TASK BRIEF :: The expected output is each line in the data below that includes the string "concrete".

STORED DATA ::
++++++++++
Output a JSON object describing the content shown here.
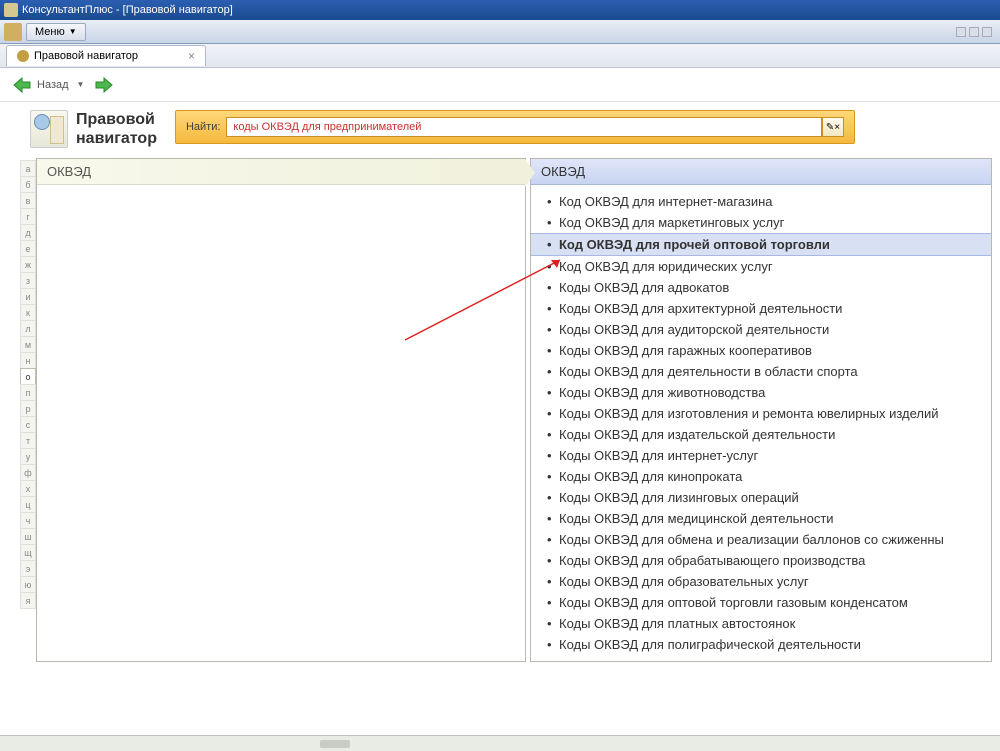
{
  "window": {
    "title": "КонсультантПлюс - [Правовой навигатор]"
  },
  "menu": {
    "label": "Меню"
  },
  "tab": {
    "label": "Правовой навигатор"
  },
  "nav": {
    "back": "Назад"
  },
  "page": {
    "title_line1": "Правовой",
    "title_line2": "навигатор"
  },
  "search": {
    "label": "Найти:",
    "value": "коды ОКВЭД для предпринимателей"
  },
  "left": {
    "header": "ОКВЭД"
  },
  "right": {
    "header": "ОКВЭД",
    "selected_index": 2,
    "items": [
      "Код ОКВЭД для интернет-магазина",
      "Код ОКВЭД для маркетинговых услуг",
      "Код ОКВЭД для прочей оптовой торговли",
      "Код ОКВЭД для юридических услуг",
      "Коды ОКВЭД для адвокатов",
      "Коды ОКВЭД для архитектурной деятельности",
      "Коды ОКВЭД для аудиторской деятельности",
      "Коды ОКВЭД для гаражных кооперативов",
      "Коды ОКВЭД для деятельности в области спорта",
      "Коды ОКВЭД для животноводства",
      "Коды ОКВЭД для изготовления и ремонта ювелирных изделий",
      "Коды ОКВЭД для издательской деятельности",
      "Коды ОКВЭД для интернет-услуг",
      "Коды ОКВЭД для кинопроката",
      "Коды ОКВЭД для лизинговых операций",
      "Коды ОКВЭД для медицинской деятельности",
      "Коды ОКВЭД для обмена и реализации баллонов со сжиженны",
      "Коды ОКВЭД для обрабатывающего производства",
      "Коды ОКВЭД для образовательных услуг",
      "Коды ОКВЭД для оптовой торговли газовым конденсатом",
      "Коды ОКВЭД для платных автостоянок",
      "Коды ОКВЭД для полиграфической деятельности"
    ]
  },
  "alpha": [
    "а",
    "б",
    "в",
    "г",
    "д",
    "е",
    "ж",
    "з",
    "и",
    "к",
    "л",
    "м",
    "н",
    "о",
    "п",
    "р",
    "с",
    "т",
    "у",
    "ф",
    "х",
    "ц",
    "ч",
    "ш",
    "щ",
    "э",
    "ю",
    "я"
  ],
  "alpha_active_index": 13
}
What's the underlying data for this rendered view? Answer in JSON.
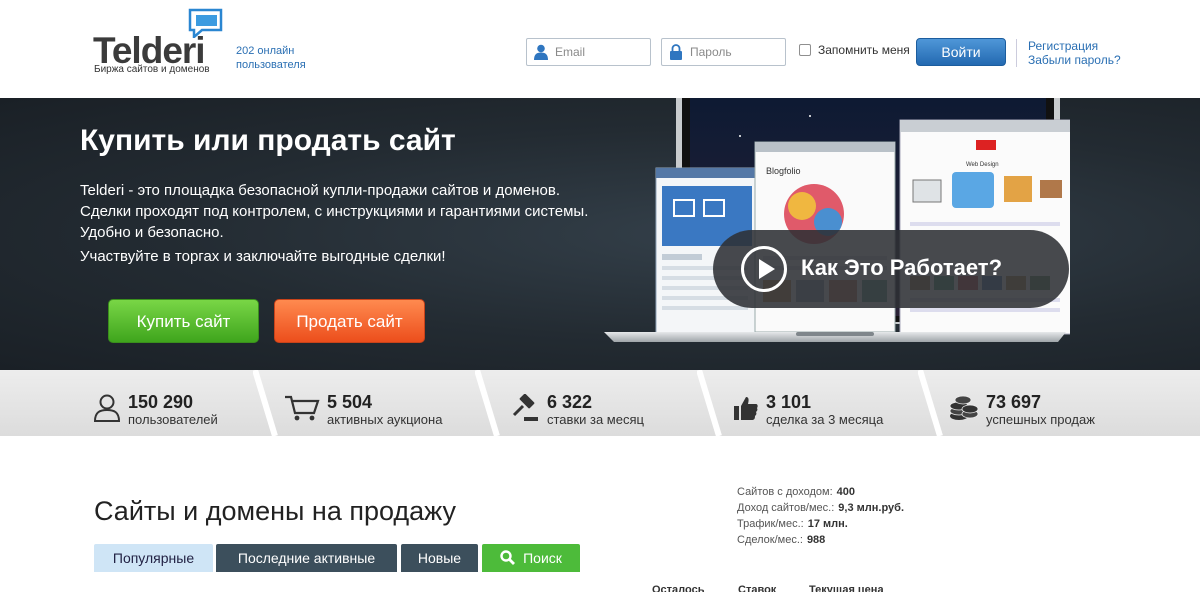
{
  "header": {
    "logo_text": "Telderi",
    "logo_tagline": "Биржа сайтов и доменов",
    "online_count": "202 онлайн",
    "online_label": "пользователя",
    "email_placeholder": "Email",
    "password_placeholder": "Пароль",
    "remember_label": "Запомнить меня",
    "login_label": "Войти",
    "register_link": "Регистрация",
    "forgot_link": "Забыли пароль?"
  },
  "hero": {
    "title": "Купить или продать сайт",
    "description": "Telderi - это площадка безопасной купли-продажи сайтов и доменов. Сделки проходят под контролем, с инструкциями и гарантиями системы. Удобно и безопасно.",
    "cta_text": "Участвуйте в торгах и заключайте выгодные сделки!",
    "buy_label": "Купить сайт",
    "sell_label": "Продать сайт",
    "video_label": "Как Это Работает?",
    "screen_blog_title": "Blogfolio",
    "screen_webdesign_title": "Web Design"
  },
  "stats": [
    {
      "value": "150 290",
      "label": "пользователей",
      "icon": "user-icon"
    },
    {
      "value": "5 504",
      "label": "активных аукциона",
      "icon": "cart-icon"
    },
    {
      "value": "6 322",
      "label": "ставки за месяц",
      "icon": "gavel-icon"
    },
    {
      "value": "3 101",
      "label": "сделка за 3 месяца",
      "icon": "thumbs-up-icon"
    },
    {
      "value": "73 697",
      "label": "успешных продаж",
      "icon": "coins-icon"
    }
  ],
  "main": {
    "section_title": "Сайты и домены на продажу",
    "tabs": [
      {
        "label": "Популярные"
      },
      {
        "label": "Последние активные"
      },
      {
        "label": "Новые"
      },
      {
        "label": "Поиск"
      }
    ],
    "side_stats": [
      {
        "label": "Сайтов с доходом:",
        "value": "400"
      },
      {
        "label": "Доход сайтов/мес.:",
        "value": "9,3 млн.руб."
      },
      {
        "label": "Трафик/мес.:",
        "value": "17 млн."
      },
      {
        "label": "Сделок/мес.:",
        "value": "988"
      }
    ],
    "columns": [
      "Осталось",
      "Ставок",
      "Текущая цена"
    ]
  },
  "colors": {
    "brand_blue": "#2a6fb3",
    "buy_green": "#4fb52a",
    "sell_orange": "#f26a35",
    "hero_dark": "#232b32",
    "tab_dark": "#3c4f5c",
    "tab_light": "#cfe5f6",
    "search_green": "#4dbb3a"
  }
}
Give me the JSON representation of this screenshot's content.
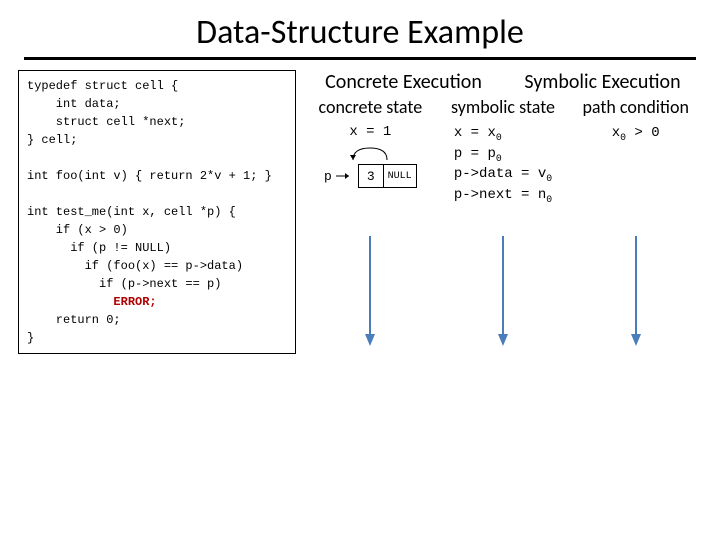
{
  "title": "Data-Structure Example",
  "code": {
    "l1": "typedef struct cell {",
    "l2": "    int data;",
    "l3": "    struct cell *next;",
    "l4": "} cell;",
    "l5": "",
    "l6": "int foo(int v) { return 2*v + 1; }",
    "l7": "",
    "l8": "int test_me(int x, cell *p) {",
    "l9": "    if (x > 0)",
    "l10": "      if (p != NULL)",
    "l11": "        if (foo(x) == p->data)",
    "l12": "          if (p->next == p)",
    "l13_err": "            ERROR;",
    "l14": "    return 0;",
    "l15": "}"
  },
  "headers": {
    "concrete": "Concrete Execution",
    "symbolic": "Symbolic Execution"
  },
  "subheaders": {
    "concrete_state": "concrete state",
    "symbolic_state": "symbolic state",
    "path_condition": "path condition"
  },
  "concrete": {
    "assign": "x = 1",
    "ptr_label": "p",
    "cell_data": "3",
    "cell_next": "NULL"
  },
  "symbolic": {
    "line1_pre": "x = x",
    "line1_sub": "0",
    "line2_pre": "p = p",
    "line2_sub": "0",
    "line3_pre": "p->data = v",
    "line3_sub": "0",
    "line4_pre": "p->next = n",
    "line4_sub": "0"
  },
  "path": {
    "pre": "x",
    "sub": "0",
    "rest": " > 0"
  }
}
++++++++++
EXERCISE RESULT ::
    "concrete": "Concrete Execution",
    "concrete_state": "concrete state",
  "concrete": {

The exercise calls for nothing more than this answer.